Helicobacter pylori shows tropism to gastric differentiated pit cells dependent on urea chemotaxis

Nat Commun. 2022 Oct 5;13(1):5878. doi: 10.1038/s41467-022-33165-4.


The human gastric epithelium forms highly organized gland structures with different subtypes of cells. The carcinogenic bacterium Helicobacter pylori can attach to gastric cells and subsequently translocate its virulence factor CagA, but the possible host cell tropism of H. pylori is currently unknown. Here, we report that H. pylori preferentially attaches to differentiated cells in the pit region of gastric units. Single-cell RNA-seq shows that organoid-derived monolayers recapitulate the pit region, while organoids capture the gland region of the gastric units. Using these models, we show that H. pylori preferentially attaches to highly differentiated pit cells, marked by high levels of GKN1, GKN2 and PSCA. Directed differentiation of host cells enable enrichment of the target cell population and confirm H. pylori preferential attachment and CagA translocation into these cells. Attachment is independent of MUC5AC or PSCA expression, and instead relies on bacterial TlpB-dependent chemotaxis towards host cell-released urea, which scales with host cell size.

Publication types

  • Research Support, Non-U.S. Gov't

MeSH terms

  • Antigens, Bacterial / metabolism
  • Bacterial Proteins / genetics
  • Bacterial Proteins / metabolism
  • Carrier Proteins / metabolism
  • Chemotaxis
  • Gastric Mucosa / metabolism
  • Helicobacter Infections* / microbiology
  • Helicobacter pylori* / metabolism
  • Humans
  • Peptide Hormones* / metabolism
  • Tropism
  • Urea / metabolism
  • Virulence Factors / metabolism

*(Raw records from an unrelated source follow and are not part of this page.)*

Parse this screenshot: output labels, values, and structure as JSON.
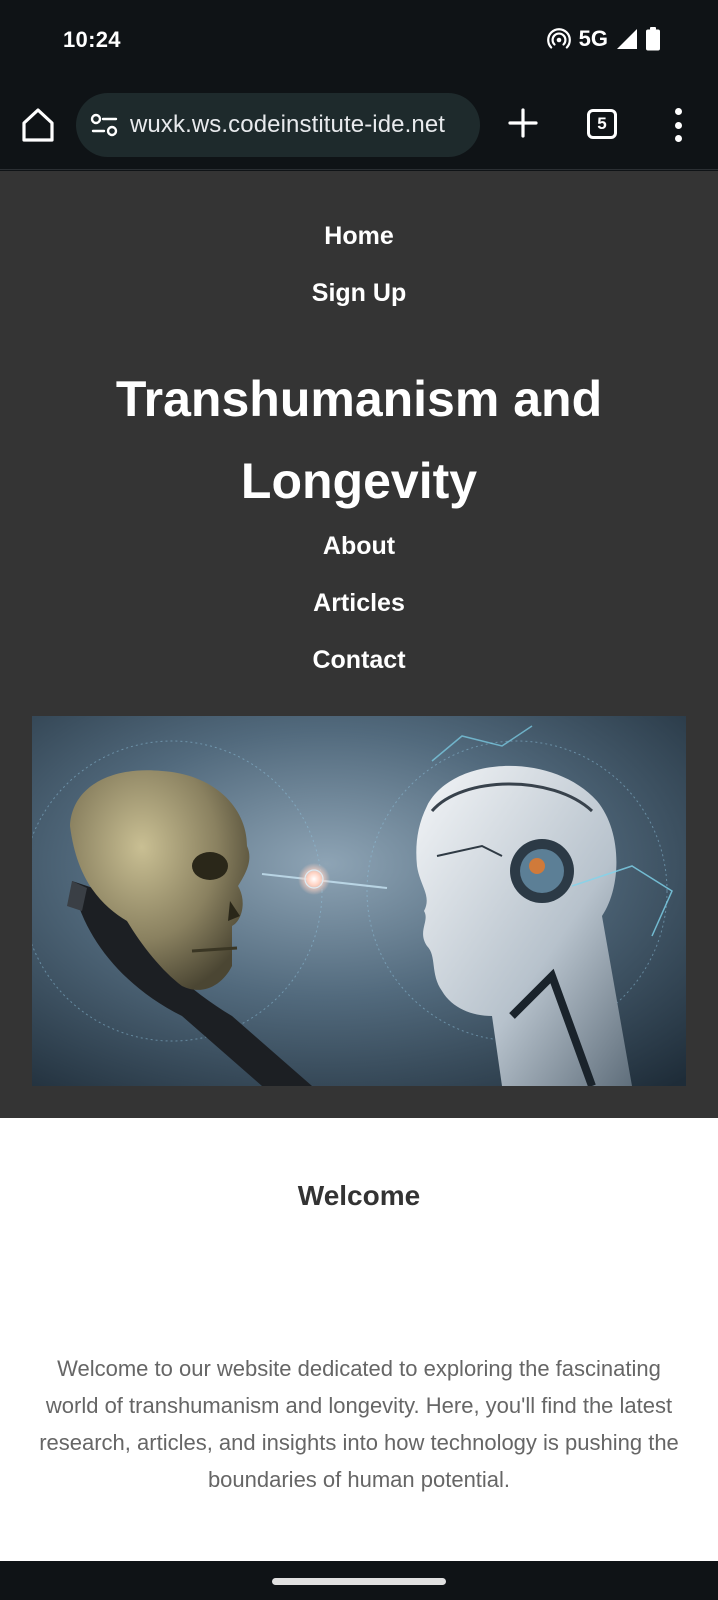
{
  "status_bar": {
    "time": "10:24",
    "network": "5G",
    "icons": [
      "hotspot-icon",
      "signal-icon",
      "battery-icon"
    ]
  },
  "browser": {
    "url": "wuxk.ws.codeinstitute-ide.net",
    "tab_count": "5",
    "icons": [
      "home-icon",
      "site-settings-icon",
      "new-tab-icon",
      "tabs-icon",
      "more-menu-icon"
    ]
  },
  "nav": {
    "home": "Home",
    "sign_up": "Sign Up",
    "about": "About",
    "articles": "Articles",
    "contact": "Contact"
  },
  "site": {
    "title": "Transhumanism and Longevity"
  },
  "welcome": {
    "heading": "Welcome",
    "text": "Welcome to our website dedicated to exploring the fascinating world of transhumanism and longevity. Here, you'll find the latest research, articles, and insights into how technology is pushing the boundaries of human potential."
  },
  "colors": {
    "header_bg": "#343434",
    "chrome_bg": "#0f1316",
    "omnibox_bg": "#1e2a2c",
    "heading_text": "#333333",
    "body_text": "#666666"
  }
}
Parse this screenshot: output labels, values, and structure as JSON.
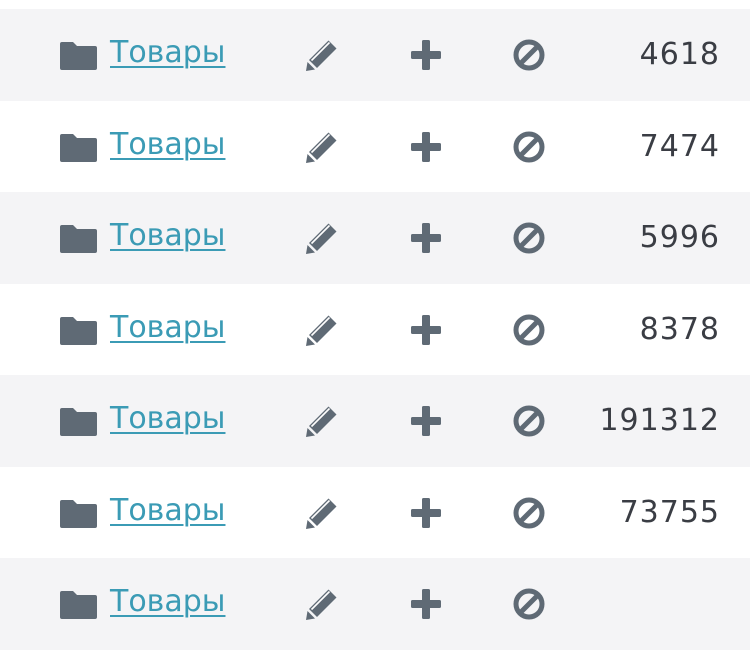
{
  "colors": {
    "link": "#3b9bb5",
    "icon": "#5f6a75",
    "text": "#3a3d44",
    "row_stripe": "#f4f4f6"
  },
  "icons": {
    "row_icon": "folder-icon",
    "edit": "pencil-icon",
    "add": "plus-icon",
    "block": "block-icon"
  },
  "rows": [
    {
      "label": "Товары",
      "count": "4618"
    },
    {
      "label": "Товары",
      "count": "7474"
    },
    {
      "label": "Товары",
      "count": "5996"
    },
    {
      "label": "Товары",
      "count": "8378"
    },
    {
      "label": "Товары",
      "count": "191312"
    },
    {
      "label": "Товары",
      "count": "73755"
    },
    {
      "label": "Товары",
      "count": ""
    }
  ]
}
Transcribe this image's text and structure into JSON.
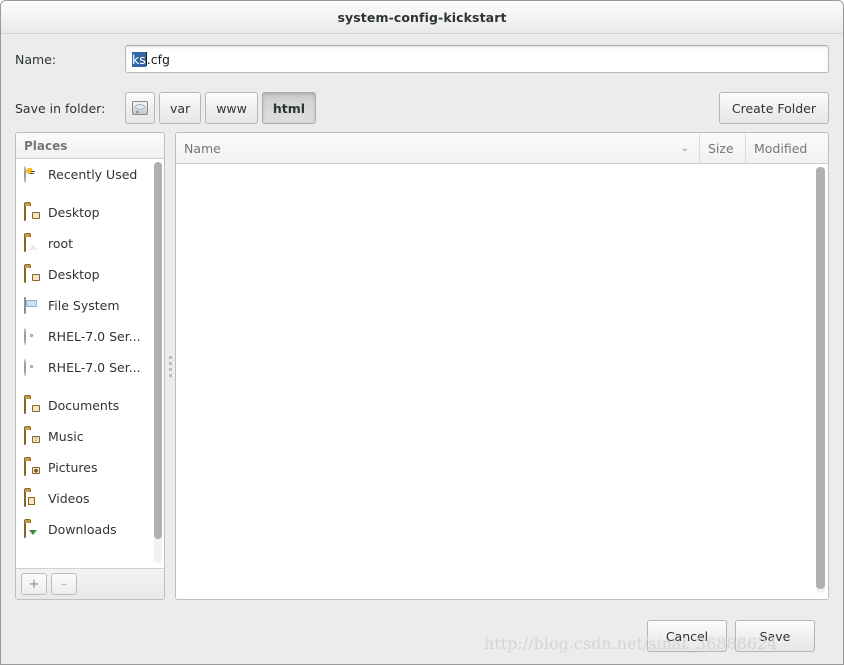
{
  "window": {
    "title": "system-config-kickstart"
  },
  "name_field": {
    "label": "Name:",
    "value": "ks.cfg",
    "selected_text": "ks",
    "remaining_text": ".cfg",
    "selection_color": "#3465a4"
  },
  "folder_row": {
    "label": "Save in folder:",
    "create_folder_label": "Create Folder",
    "path_buttons": [
      {
        "label": "",
        "icon": "drive-icon",
        "active": false
      },
      {
        "label": "var",
        "icon": "",
        "active": false
      },
      {
        "label": "www",
        "icon": "",
        "active": false
      },
      {
        "label": "html",
        "icon": "",
        "active": true
      }
    ]
  },
  "sidebar": {
    "header": "Places",
    "items": [
      {
        "label": "Recently Used",
        "icon": "clock-icon",
        "gap_after": true
      },
      {
        "label": "Desktop",
        "icon": "folder-icon",
        "gap_after": false
      },
      {
        "label": "root",
        "icon": "home-folder-icon",
        "gap_after": false
      },
      {
        "label": "Desktop",
        "icon": "folder-icon",
        "gap_after": false
      },
      {
        "label": "File System",
        "icon": "filesystem-icon",
        "gap_after": false
      },
      {
        "label": "RHEL-7.0 Ser...",
        "icon": "disc-icon",
        "gap_after": false
      },
      {
        "label": "RHEL-7.0 Ser...",
        "icon": "disc-icon",
        "gap_after": true
      },
      {
        "label": "Documents",
        "icon": "folder-icon",
        "gap_after": false
      },
      {
        "label": "Music",
        "icon": "music-folder-icon",
        "gap_after": false
      },
      {
        "label": "Pictures",
        "icon": "pictures-folder-icon",
        "gap_after": false
      },
      {
        "label": "Videos",
        "icon": "videos-folder-icon",
        "gap_after": false
      },
      {
        "label": "Downloads",
        "icon": "downloads-folder-icon",
        "gap_after": false
      }
    ],
    "footer": {
      "add_label": "+",
      "remove_label": "–"
    }
  },
  "file_list": {
    "columns": [
      {
        "label": "Name",
        "sort_indicator": "⌄"
      },
      {
        "label": "Size",
        "sort_indicator": ""
      },
      {
        "label": "Modified",
        "sort_indicator": ""
      }
    ],
    "rows": []
  },
  "actions": {
    "cancel_label": "Cancel",
    "save_label": "Save"
  },
  "watermark": {
    "text": "http://blog.csdn.net/sinat_36888624"
  }
}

  • Antigens, Bacterial
  • Bacterial Proteins
  • Carrier Proteins
  • GKN1 protein, human
  • GKN2 protein, human
  • Peptide Hormones
  • Virulence Factors
  • Urea